The year is 2021. Folks are fed up. Thirty percent of the population must go. Having already exterminated murderers, terrorists and rapists, the authorities now permit selective homicides of everyday people in order to reestablish a tranquil society. Apply for official sanction and you can whack somebody who annoys you.

Preferably by using some ghastly method.

Kindhearted and diabolical at the same time, Rook uses fiction to devise clever ways to exterminate bad drivers, Internet trolls, litterbugs, and (an especially deserving target) Black Friday shoppers here.

Rook combines humor and horror in conjuring up imaginative ways to rid the world of these people who need to die.

Perhaps without intending to, Rook also opens up a world of possibilities. Almost everybody knows some category of person who deserves to be stomped.

But one category is missing from Rook's treatise.

The flake.

In his fantasy/horror tales, Rook unfortunately provides no fictional way to wipe out people who are flakey. And it needs to be done. The world is being taken over by flakes.

To find one definition of a flake, click here.

I knew you'd look it up. You had to. You're not a flake. After all, you're reading this and supporting my work so you couldn't be flakey.

Could you?

Here are some examples of flakiness:

1. "Guess where I am."

Yeah, I know everybody does this but...

Why would anyone ever send an e-mail message that doesn't include his name, address, phone number, and e-mail address? People who would never omit this information from a business letter send messages asking me to call but providing no phone number, or asking me to ship but offering no address.

This is not the place to deal the privacy card. Anyone can find out where you are. Your contact information doesn't need to be secret.

My estimate is that this costs me about 300 hours of work time very year, or about 20 percent of every work day. I don't want anybody to mandate what ought to go into an e-mail message. I just want a little common sense and courtesy. Otherwise, you may find yourself in Volume Two.

2. Distracted walking.

A recent Washington Post article only touched on this colossal irritant. The article is here.

I don't get the thing with hand-held devices. With my own eyes, I watched a guy walk into a tree because he was looking down and texting. Think you're in control of that device? It's in control of you. There is no communication so urgent that it cannot wait until you're sitting down. I don't mean you, of course, but you know who I mean. Yes, it can wait.

3. "Track me down."

If somebody owes you money, whether it's for work performed, or purchasing your product, or whatever, your chances of collecting are directly proportional to the amount (the smaller it is, the less likely you're ever going to see it) and inversely proportional to the size and prestige of the debtor (one of the nation's largest publishers has owed me fifty bucks for two years).
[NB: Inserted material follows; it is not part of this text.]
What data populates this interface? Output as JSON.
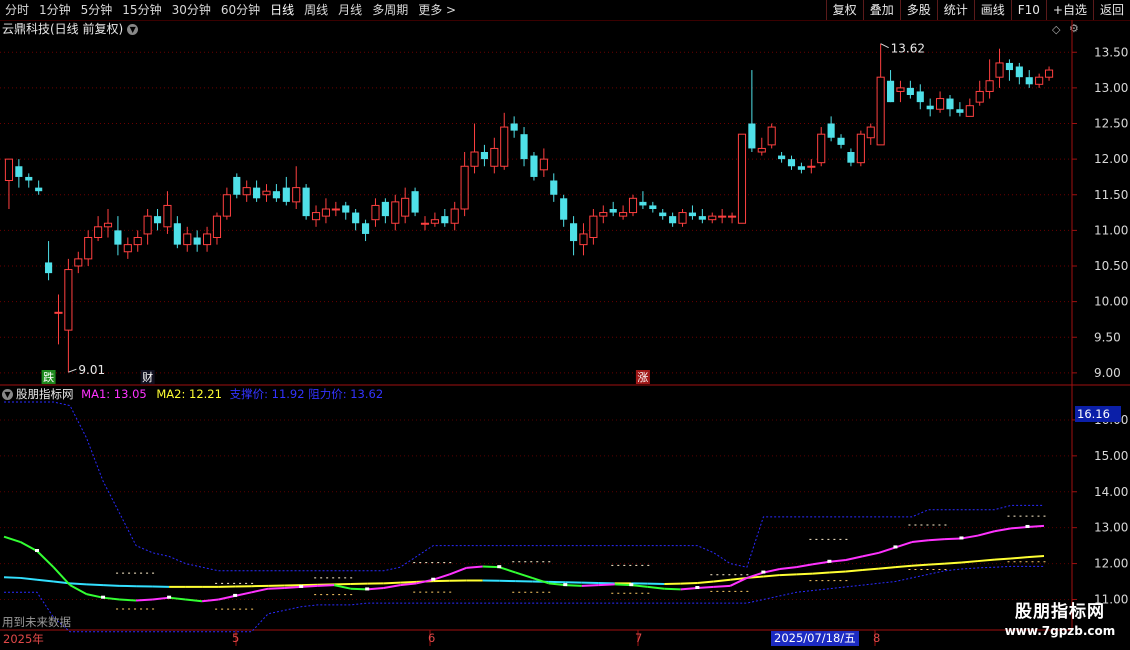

Don't make me chase after you to collect a few dollars. Oh, I don't mean you, of course. I mean the flake. Honor your commitments. That way, you can stay out of Rook's sequel, if there is one.

4. Hands in pockets

This is mostly a guy thing, not applicable to women. The lowest level of The Inferno, and the harshest punishment fiction can mete out, must be reserved for men who stand or walk with their hands in their pockets.

I've actually seen a prominent person stand at a podium and put hands in pockets while addressing an audience. This is a way of signaling that you don't count. Get those hands out of those pockets. Or become one of the deserving.

The bottom line:

We all make mistakes. But let's do better. We may not succeed but we can strive for integrity, dignity and common sense. Well, maybe not common sense. And I know this doesn't apply to you, but:

Don't be a flake. Thank you very much. Oh, and click here.